Aurora Organic Dairy has denied accusations by small-scale farm campaigning organization the Cornucopia Institute accusing it of selling milk that does not adhere to organic standards.
Aurora supplies dairy products to food manufacturers and provides many large supermarket chains with store brand organic milk, including Wal-Mart, Safeway and Target, among others. This is the second time the Cornucopia Institute has filed a complaint with the US Department of Agriculture (USDA) about Aurora’s organic standards in the past two years. But the company has repeatedly said that its organic certification is valid.
The Cornucopia Institute claims that Aurora Organic Dairy does not allow its cattle sufficient grazing on open pasture as is required by USDA organic regulations. The complaint centers on an accusation that Aurora has planted “substandard crops that are planted on an annual basis” that do not provide adequate year-round grazing. The organization also claims that the USDA has not investigated earlier allegations that it raised two years ago regarding the same Platteville, Colorado facility.
Vice president of communications for Aurora Organic Dairy Sonja Tuitele told FoodNavigator-USA.com: “These complaints are really serial allegations. They are all without merit. They are false claims that have never proven out.

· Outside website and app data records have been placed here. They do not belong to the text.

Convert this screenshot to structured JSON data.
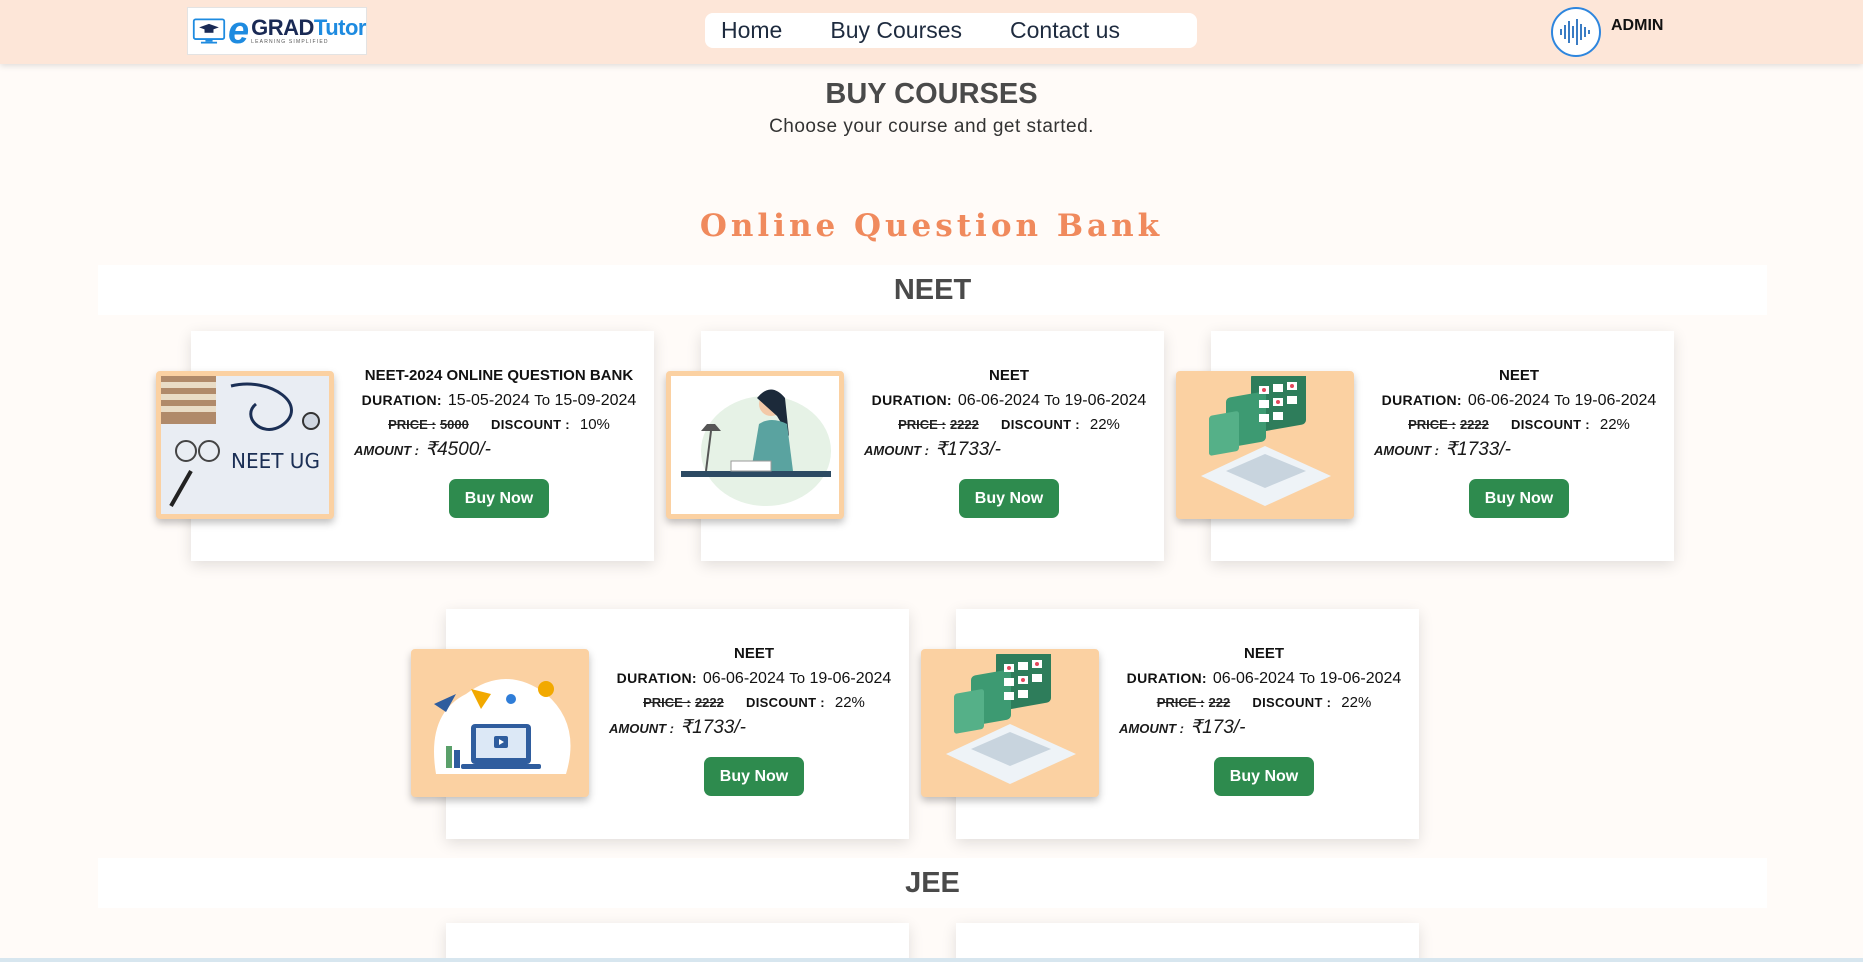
{
  "header": {
    "logo": {
      "e": "e",
      "grad": "GRAD",
      "tutor": "Tutor",
      "tagline": "LEARNING SIMPLIFIED"
    },
    "nav": [
      {
        "label": "Home"
      },
      {
        "label": "Buy Courses"
      },
      {
        "label": "Contact us"
      }
    ],
    "user": {
      "name": "ADMIN"
    }
  },
  "page": {
    "title": "BUY COURSES",
    "subtitle": "Choose your course and get started."
  },
  "section": {
    "title": "Online Question Bank"
  },
  "categories": [
    "NEET",
    "JEE"
  ],
  "labels": {
    "duration": "DURATION:",
    "to": "To",
    "price": "PRICE :",
    "discount": "DISCOUNT :",
    "amount": "AMOUNT :",
    "buy": "Buy Now"
  },
  "courses": [
    {
      "title": "NEET-2024 ONLINE QUESTION BANK",
      "start": "15-05-2024",
      "end": "15-09-2024",
      "price": "5000",
      "discount": "10%",
      "amount": "₹4500/-",
      "image": "neet-ug-photo"
    },
    {
      "title": "NEET",
      "start": "06-06-2024",
      "end": "19-06-2024",
      "price": "2222",
      "discount": "22%",
      "amount": "₹1733/-",
      "image": "student-studying-illustration"
    },
    {
      "title": "NEET",
      "start": "06-06-2024",
      "end": "19-06-2024",
      "price": "2222",
      "discount": "22%",
      "amount": "₹1733/-",
      "image": "online-test-illustration"
    },
    {
      "title": "NEET",
      "start": "06-06-2024",
      "end": "19-06-2024",
      "price": "2222",
      "discount": "22%",
      "amount": "₹1733/-",
      "image": "online-learning-illustration"
    },
    {
      "title": "NEET",
      "start": "06-06-2024",
      "end": "19-06-2024",
      "price": "222",
      "discount": "22%",
      "amount": "₹173/-",
      "image": "online-test-illustration"
    }
  ],
  "colors": {
    "header_bg": "#fde6d8",
    "accent": "#f08a5d",
    "buy_button": "#2e8b4e",
    "thumb_border": "#fbd1a2"
  }
}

This is basically the same complaint as in 2007 and the USDA has declined to investigate.”
Following the Cornucopia Institute’s 2007 complaint, the USDA issued a notice to the company after it found 14 alleged violations of National Organic Program rules. However, Aurora came to an agreement with the USDA that it would reduce its herd and provide its cattle with daily access to pasture during the growing season.
Aurora was accused at that time of supplying milk to retailers that did not meet organic standards, but the case was dismissed as Aurora had never lost its organic certification.

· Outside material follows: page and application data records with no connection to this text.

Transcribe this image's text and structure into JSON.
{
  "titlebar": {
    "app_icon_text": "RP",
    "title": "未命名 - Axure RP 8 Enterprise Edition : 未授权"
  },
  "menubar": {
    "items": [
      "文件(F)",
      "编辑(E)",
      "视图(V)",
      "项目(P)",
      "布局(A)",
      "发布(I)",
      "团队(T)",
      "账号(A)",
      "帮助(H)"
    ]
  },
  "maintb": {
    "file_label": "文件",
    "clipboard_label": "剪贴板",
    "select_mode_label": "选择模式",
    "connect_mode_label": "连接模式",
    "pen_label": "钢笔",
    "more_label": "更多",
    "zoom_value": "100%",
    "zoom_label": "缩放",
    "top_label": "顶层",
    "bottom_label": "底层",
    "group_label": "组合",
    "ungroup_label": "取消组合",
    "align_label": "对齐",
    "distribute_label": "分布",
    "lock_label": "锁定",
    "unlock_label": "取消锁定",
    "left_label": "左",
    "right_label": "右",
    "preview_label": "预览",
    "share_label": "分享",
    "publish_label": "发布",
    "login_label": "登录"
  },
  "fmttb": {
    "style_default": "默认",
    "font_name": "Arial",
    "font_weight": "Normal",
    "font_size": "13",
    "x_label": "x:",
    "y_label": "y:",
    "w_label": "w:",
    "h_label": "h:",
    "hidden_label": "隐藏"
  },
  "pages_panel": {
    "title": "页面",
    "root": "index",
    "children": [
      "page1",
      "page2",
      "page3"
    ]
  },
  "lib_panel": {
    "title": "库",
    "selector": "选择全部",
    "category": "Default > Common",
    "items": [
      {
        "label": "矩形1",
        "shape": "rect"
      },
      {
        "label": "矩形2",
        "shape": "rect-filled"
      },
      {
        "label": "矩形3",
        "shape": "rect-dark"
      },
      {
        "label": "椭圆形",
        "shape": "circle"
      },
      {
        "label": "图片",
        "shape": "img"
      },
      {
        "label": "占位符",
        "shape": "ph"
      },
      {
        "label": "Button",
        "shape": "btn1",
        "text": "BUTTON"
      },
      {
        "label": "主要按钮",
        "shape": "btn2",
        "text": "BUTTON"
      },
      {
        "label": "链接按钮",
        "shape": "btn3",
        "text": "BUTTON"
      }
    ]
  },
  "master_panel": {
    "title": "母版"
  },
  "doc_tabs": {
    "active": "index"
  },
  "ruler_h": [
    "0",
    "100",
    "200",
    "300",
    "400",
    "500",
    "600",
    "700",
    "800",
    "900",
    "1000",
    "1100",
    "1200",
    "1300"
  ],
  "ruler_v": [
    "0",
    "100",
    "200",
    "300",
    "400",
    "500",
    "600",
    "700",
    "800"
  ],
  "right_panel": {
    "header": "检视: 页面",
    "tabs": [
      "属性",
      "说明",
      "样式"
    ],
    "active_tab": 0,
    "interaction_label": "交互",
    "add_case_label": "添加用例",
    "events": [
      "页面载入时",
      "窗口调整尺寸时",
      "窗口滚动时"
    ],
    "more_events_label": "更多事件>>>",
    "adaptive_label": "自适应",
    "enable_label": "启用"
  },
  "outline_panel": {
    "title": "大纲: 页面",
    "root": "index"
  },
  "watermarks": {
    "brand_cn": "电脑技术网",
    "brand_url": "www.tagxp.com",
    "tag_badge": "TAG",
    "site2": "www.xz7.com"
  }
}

Tuitele said: “They [the Cornucopia Institute] are going after any organic dairies that have any kind of scale. Obviously, the organic regulations are scale neutral.”

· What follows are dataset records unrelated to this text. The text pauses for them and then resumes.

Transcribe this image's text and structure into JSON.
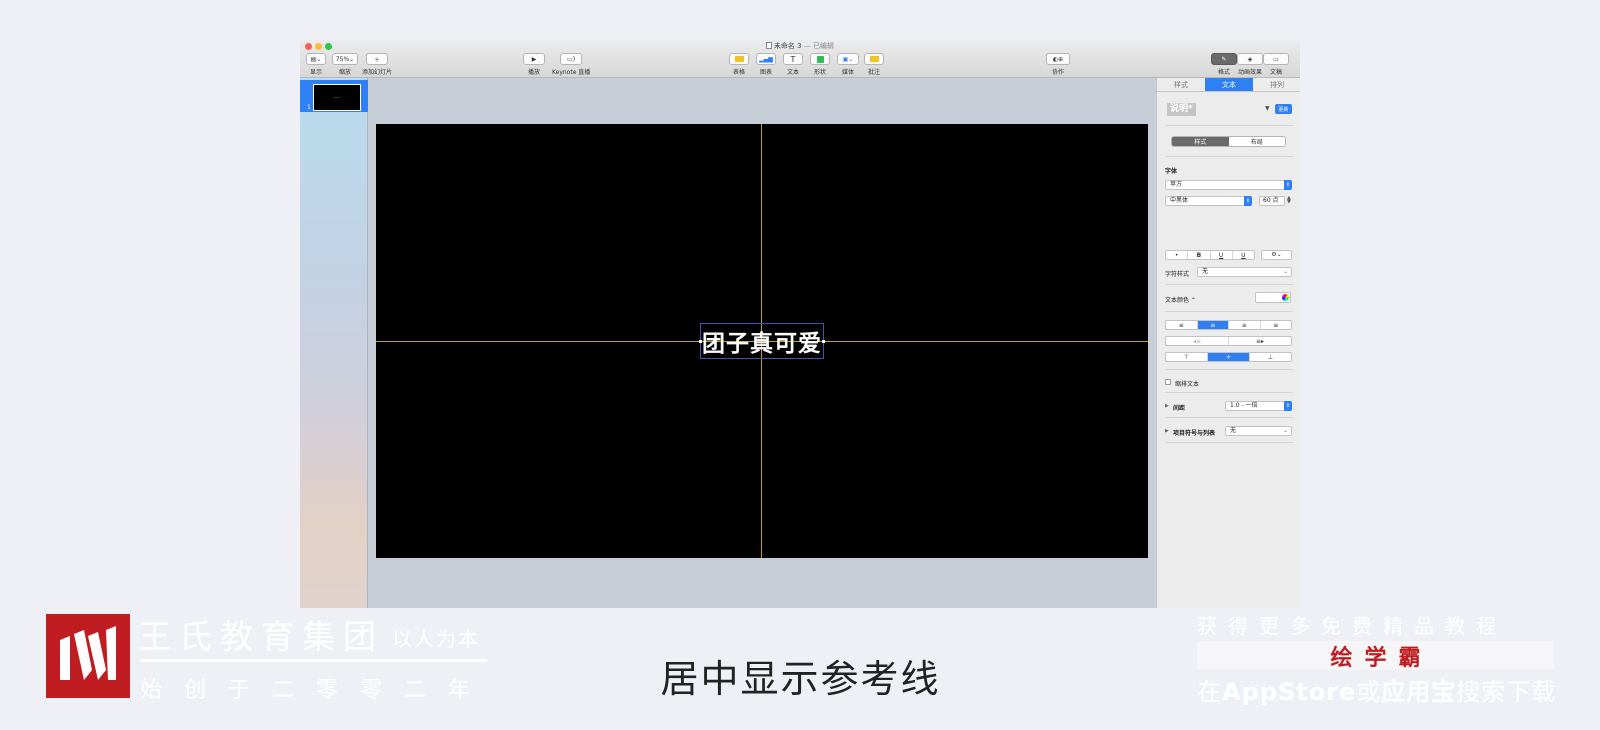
{
  "window": {
    "title": "未命名 3",
    "edited_suffix": " — 已编辑"
  },
  "toolbar": {
    "view_label": "显示",
    "zoom_value": "75%",
    "zoom_label": "缩放",
    "add_slide_label": "添加幻灯片",
    "play_label": "播放",
    "keynote_live_label": "Keynote 直播",
    "table_label": "表格",
    "chart_label": "图表",
    "text_label": "文本",
    "shape_label": "形状",
    "media_label": "媒体",
    "comment_label": "批注",
    "collaborate_label": "协作",
    "format_label": "格式",
    "animate_label": "动画效果",
    "document_label": "文稿"
  },
  "navigator": {
    "slide_number": "1",
    "thumb_text": "——"
  },
  "slide": {
    "text": "团子真可爱"
  },
  "inspector": {
    "tabs": [
      "样式",
      "文本",
      "排列"
    ],
    "paragraph_style": "说明*",
    "update_button": "更新",
    "segments": [
      "样式",
      "布局"
    ],
    "font_section": "字体",
    "font_family": "苹方",
    "font_weight": "中黑体",
    "font_size": "60 点",
    "style_buttons": [
      "•",
      "B",
      "U",
      "U"
    ],
    "gear_button": "⚙︎⌄",
    "char_style_label": "字符样式",
    "char_style_value": "无",
    "text_color_label": "文本颜色 ⌃",
    "align_buttons": [
      "≡",
      "≡",
      "≡",
      "≡"
    ],
    "indent_buttons": [
      "◂≡",
      "≡▸"
    ],
    "valign_buttons": [
      "⊤",
      "+",
      "⊥"
    ],
    "shrink_text_label": "缩排文本",
    "spacing_label": "间距",
    "spacing_value": "1.0 - 一倍",
    "bullets_label": "项目符号与列表",
    "bullets_value": "无"
  },
  "caption": {
    "text": "居中显示参考线"
  },
  "branding": {
    "name": "王氏教育集团",
    "slogan": "以人为本",
    "since": "始创于二零零二年",
    "promo_top": "获得更多免费精品教程",
    "promo_name": "绘学霸",
    "promo_bottom_1": "在",
    "promo_bottom_2": "AppStore",
    "promo_bottom_3": "或",
    "promo_bottom_4": "应用宝",
    "promo_bottom_5": "搜索下载"
  },
  "colors": {
    "accent_blue": "#2f80f5",
    "guide_yellow": "#c59a25",
    "brand_red": "#bf1d22"
  }
}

Aurora says that it is subject to “annual inspections, regular monitoring, and unannounced inspections at any time” and the company received Animal Welfare Review Certification for each of its five organic dairy farms last December.